Tag Archives: Physics

Greg Egan: Dichronauts

Geometry might well kill them in the end, but only a rigorous understanding of its principles could make their situation intelligible, let alone survivable. That quote comes from Part 4 of this novel, but it encapsulates what’s intriguing and (at least potentially) frustrating about the story—it’s about spacetime geometry. I’ve written about Greg Egan before, … Continue reading Greg Egan: Dichronauts

Coriolis Effect In A Rotating Space Habitat

In a previous post describing the Coriolis effect, I mentioned its relevance to space travel—if a rotating habitat is being used to generate simulated gravity, Coriolis deflection can interfere with the performance of simple tasks and, at the extreme, generate motion sickness. As an example of the sort of effect you could expect to encounter, … Continue reading Coriolis Effect In A Rotating Space Habitat

Saying “Centrifugal” Doesn’t Mean You’re A Bad Person

Despite its daunting size, the huge structure was in fact a very simple machine, essentially a massive slingshot exploiting the rotation of the KBO to hurl objects into space.
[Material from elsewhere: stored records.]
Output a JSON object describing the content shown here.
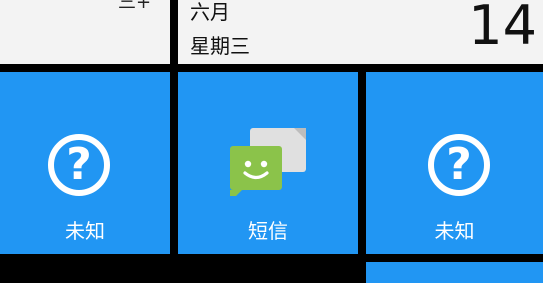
{
  "top_left_tile": {
    "fragment": "三+"
  },
  "date_tile": {
    "month": "六月",
    "weekday": "星期三",
    "day": "14"
  },
  "tiles": [
    {
      "label": "未知",
      "icon": "question-mark-icon"
    },
    {
      "label": "短信",
      "icon": "sms-app-icon"
    },
    {
      "label": "未知",
      "icon": "question-mark-icon"
    }
  ],
  "colors": {
    "tile_blue": "#2196f3",
    "tile_gray": "#f3f3f3",
    "background": "#000000",
    "sms_green": "#8bc34a"
  }
}
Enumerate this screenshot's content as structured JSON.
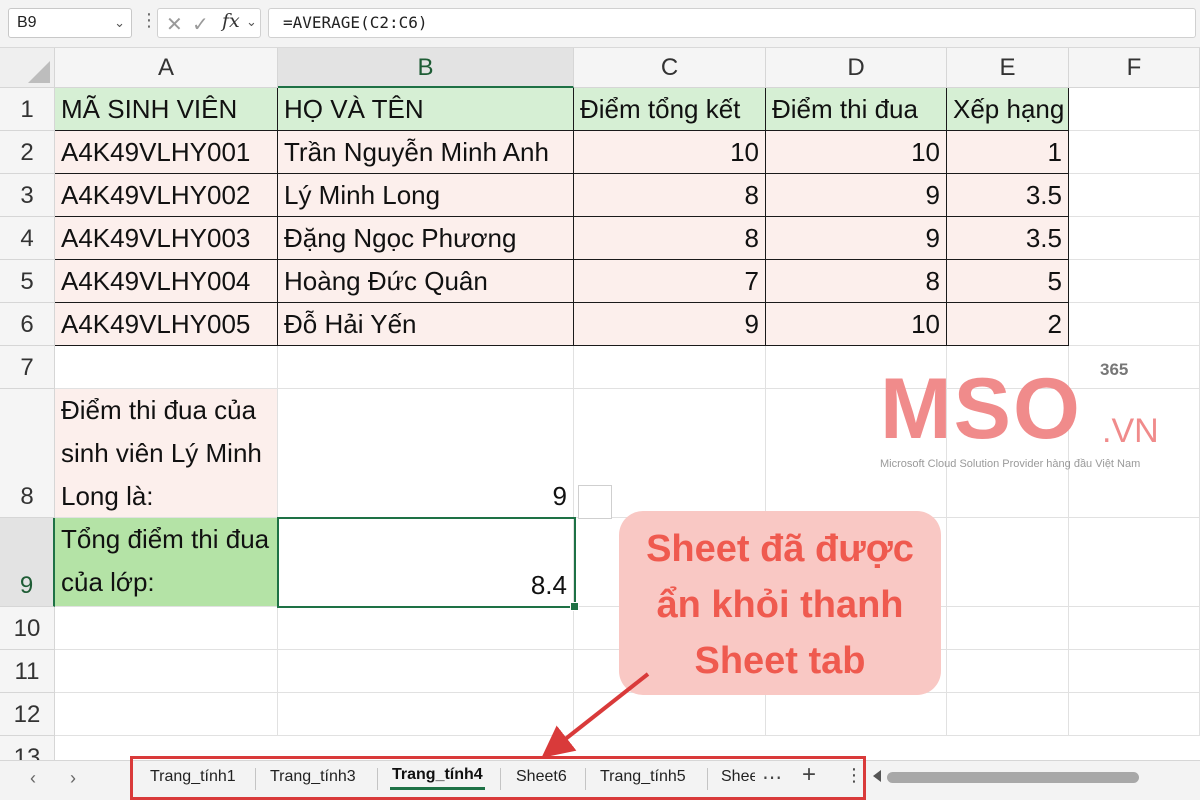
{
  "formula_bar": {
    "name_box": "B9",
    "fx_label": "fx",
    "formula": "=AVERAGE(C2:C6)"
  },
  "columns": [
    "A",
    "B",
    "C",
    "D",
    "E",
    "F"
  ],
  "rows": [
    "1",
    "2",
    "3",
    "4",
    "5",
    "6",
    "7",
    "8",
    "9",
    "10",
    "11",
    "12",
    "13"
  ],
  "table": {
    "headers": [
      "MÃ SINH VIÊN",
      "HỌ VÀ TÊN",
      "Điểm tổng kết",
      "Điểm thi đua",
      "Xếp hạng"
    ],
    "rows": [
      [
        "A4K49VLHY001",
        "Trần Nguyễn Minh Anh",
        "10",
        "10",
        "1"
      ],
      [
        "A4K49VLHY002",
        "Lý Minh Long",
        "8",
        "9",
        "3.5"
      ],
      [
        "A4K49VLHY003",
        "Đặng Ngọc Phương",
        "8",
        "9",
        "3.5"
      ],
      [
        "A4K49VLHY004",
        "Hoàng Đức Quân",
        "7",
        "8",
        "5"
      ],
      [
        "A4K49VLHY005",
        "Đỗ Hải Yến",
        "9",
        "10",
        "2"
      ]
    ]
  },
  "summary": {
    "a8_label": "Điểm thi đua của sinh viên Lý Minh Long là:",
    "b8_value": "9",
    "a9_label": "Tổng điểm thi đua của lớp:",
    "b9_value": "8.4"
  },
  "watermark": {
    "brand": "MSO",
    "superscript": "365",
    "suffix": ".VN",
    "tagline": "Microsoft Cloud Solution Provider hàng đầu Việt Nam",
    "color": "#f08b8b"
  },
  "callout": {
    "line1": "Sheet đã được",
    "line2": "ẩn khỏi thanh",
    "line3": "Sheet tab",
    "color": "#ef5a4f"
  },
  "sheet_tabs": {
    "tabs": [
      "Trang_tính1",
      "Trang_tính3",
      "Trang_tính4",
      "Sheet6",
      "Trang_tính5",
      "Shee"
    ],
    "active": "Trang_tính4",
    "more_icon": "ellipsis-icon",
    "add_icon": "plus-icon",
    "menu_icon": "vertical-dots-icon"
  },
  "colors": {
    "header_fill": "#d6efd4",
    "data_fill": "#fcefec",
    "summary_fill": "#b4e3a6",
    "highlight_border": "#d93a3a",
    "excel_green": "#1e7145"
  }
}
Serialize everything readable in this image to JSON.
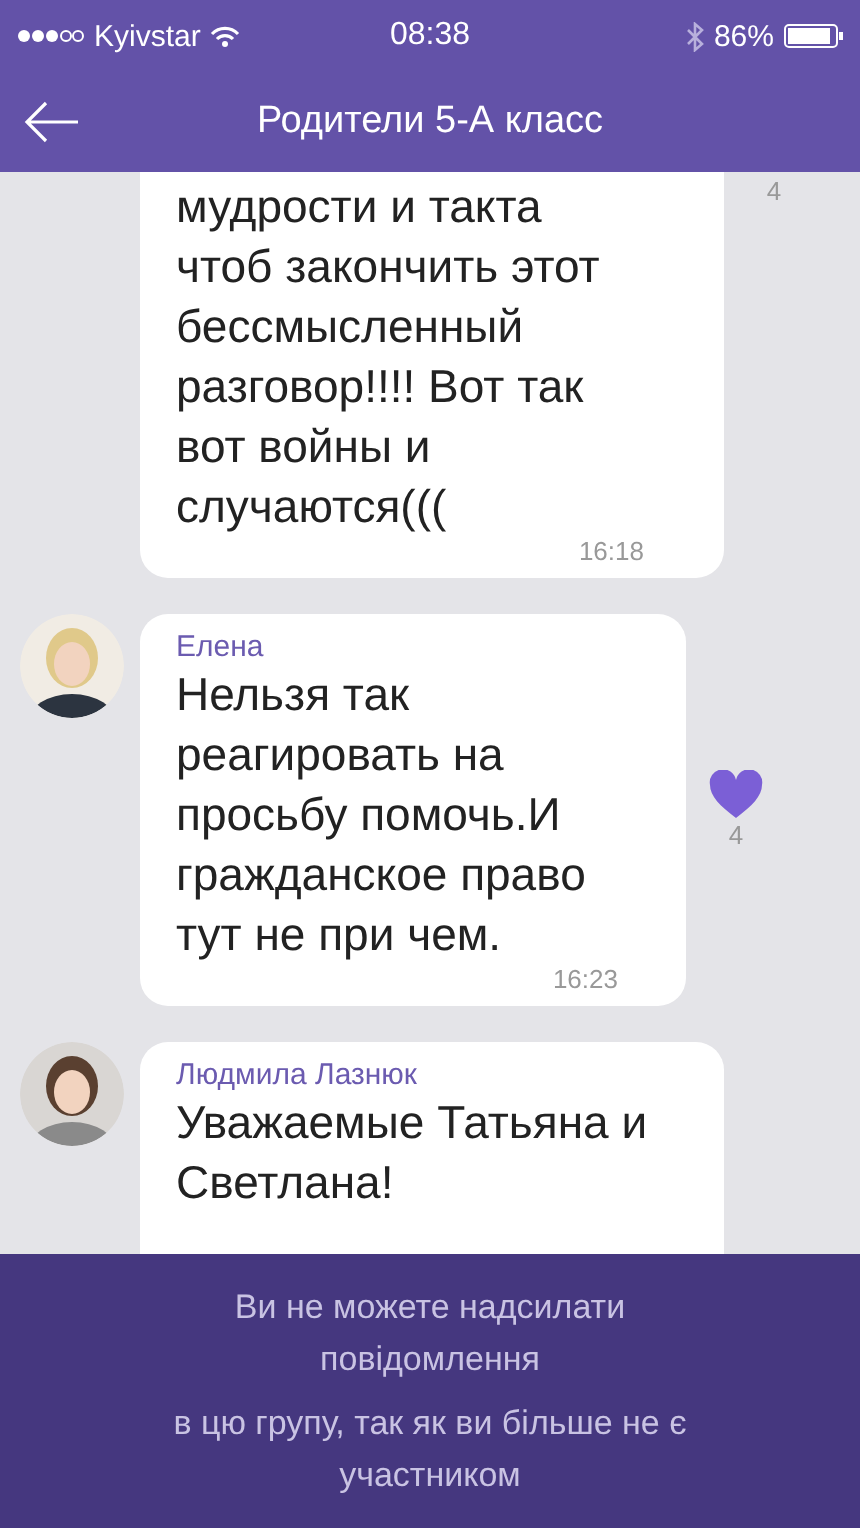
{
  "status_bar": {
    "carrier": "Kyivstar",
    "time": "08:38",
    "battery": "86%"
  },
  "header": {
    "title": "Родители 5-А класс"
  },
  "messages": [
    {
      "kind": "continued",
      "text": "мудрости и такта чтоб закончить этот бессмысленный разговор!!!! Вот так вот войны и случаются(((",
      "time": "16:18",
      "reaction": {
        "kind": "count",
        "count": "4"
      }
    },
    {
      "kind": "full",
      "sender": "Елена",
      "text": "Нельзя так реагировать на просьбу помочь.И гражданское право тут не при чем.",
      "time": "16:23",
      "reaction": {
        "kind": "heart",
        "count": "4"
      }
    },
    {
      "kind": "full",
      "sender": "Людмила Лазнюк",
      "text": "Уважаемые Татьяна и Светлана!"
    }
  ],
  "notice": {
    "lines": [
      "Ви не можете надсилати повідомлення",
      "в цю групу, так як ви більше не є участником"
    ]
  }
}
Slugs of refined, processed matter were loaded into open-topped buckets at the KBO’s surface. For the first hundred kilometres, they were hoisted up the length of … Continue reading Saying “Centrifugal” Doesn’t Mean You’re A Bad Person

Greg Egan: The Orthogonal Trilogy

Greg Egan is an Australian mathematician who has been writing hard science fiction for thirty years, although his hard science is the stuff that sits at the borderland of philosophy: the relationship between mathematics and reality, the nature of consciousness, the implications of quantum mechanics. Previous novels have involved speculations on what life might be … Continue reading Greg Egan: The Orthogonal Trilogy